Problem to solve
Search the data for the string "label" and copy each line where it turns up.

Extracted entries
--

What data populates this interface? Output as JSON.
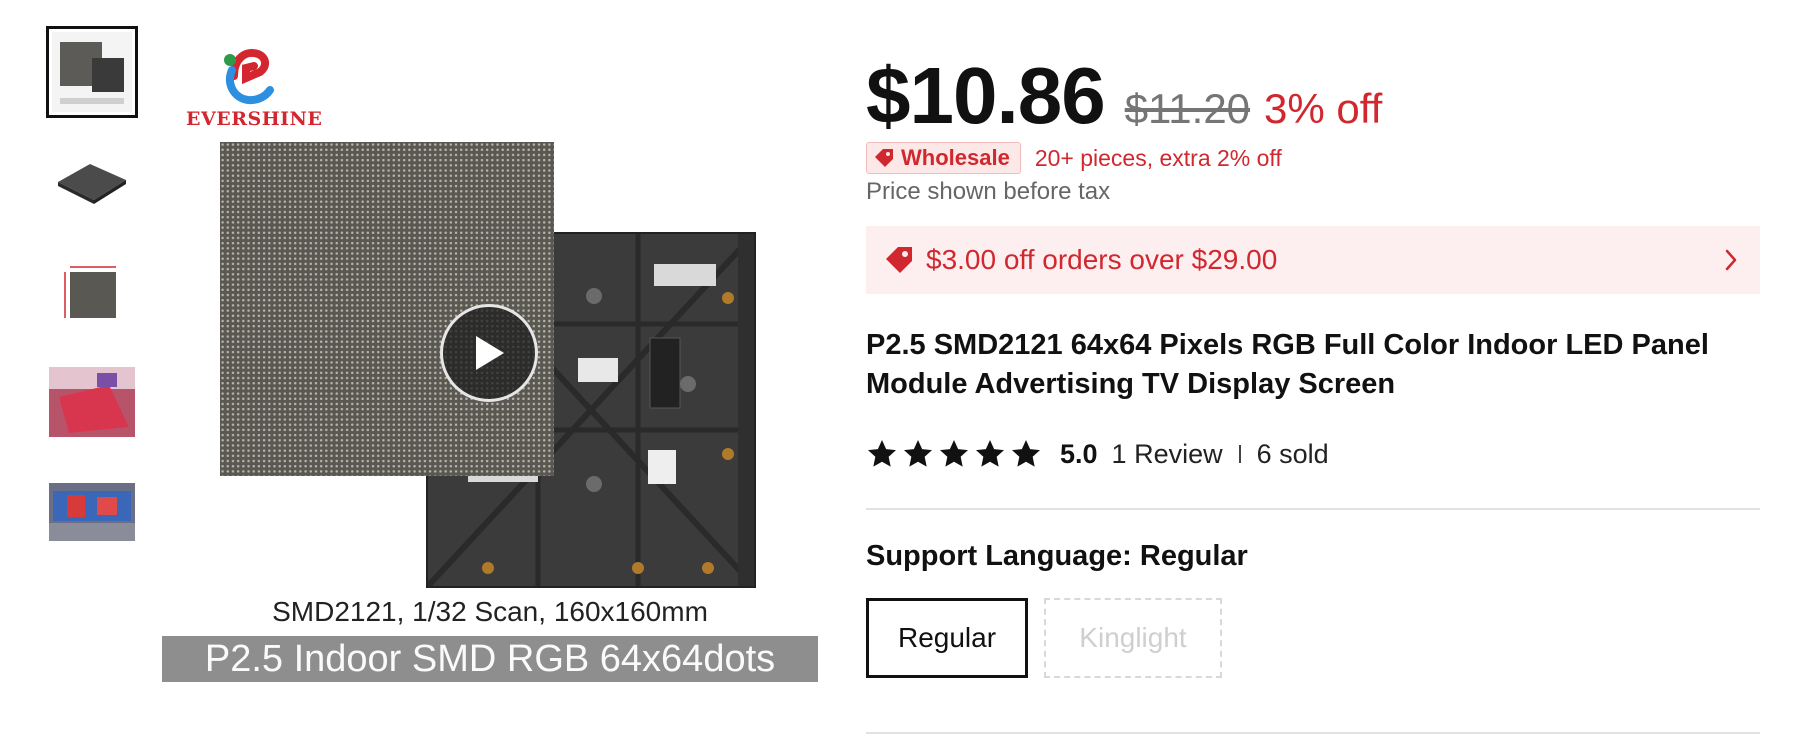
{
  "gallery": {
    "thumbnails": [
      {
        "icon": "led-panel-thumbnail",
        "active": true
      },
      {
        "icon": "led-panel-side-thumbnail",
        "active": false
      },
      {
        "icon": "led-panel-dimensions-thumbnail",
        "active": false
      },
      {
        "icon": "led-screen-stage-thumbnail",
        "active": false
      },
      {
        "icon": "led-screen-wall-thumbnail",
        "active": false
      }
    ],
    "logo_text": "EVERSHINE",
    "caption_line1": "SMD2121, 1/32 Scan, 160x160mm",
    "caption_line2": "P2.5 Indoor SMD RGB 64x64dots",
    "play_icon": "play-icon"
  },
  "pricing": {
    "price": "$10.86",
    "original_price": "$11.20",
    "discount": "3% off",
    "wholesale_badge": "Wholesale",
    "wholesale_text": "20+ pieces, extra 2% off",
    "tax_note": "Price shown before tax",
    "coupon_text": "$3.00 off orders over $29.00",
    "accent_color": "#d0282e"
  },
  "product": {
    "title": "P2.5 SMD2121 64x64 Pixels RGB Full Color Indoor LED Panel Module Advertising TV Display Screen",
    "rating": 5.0,
    "rating_text": "5.0",
    "review_text": "1 Review",
    "sold_text": "6 sold"
  },
  "options": {
    "label": "Support Language: Regular",
    "values": [
      {
        "label": "Regular",
        "selected": true,
        "available": true
      },
      {
        "label": "Kinglight",
        "selected": false,
        "available": false
      }
    ]
  }
}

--

Solution
    "label": "Support Language: Regular",
        "label": "Regular",
        "label": "Kinglight",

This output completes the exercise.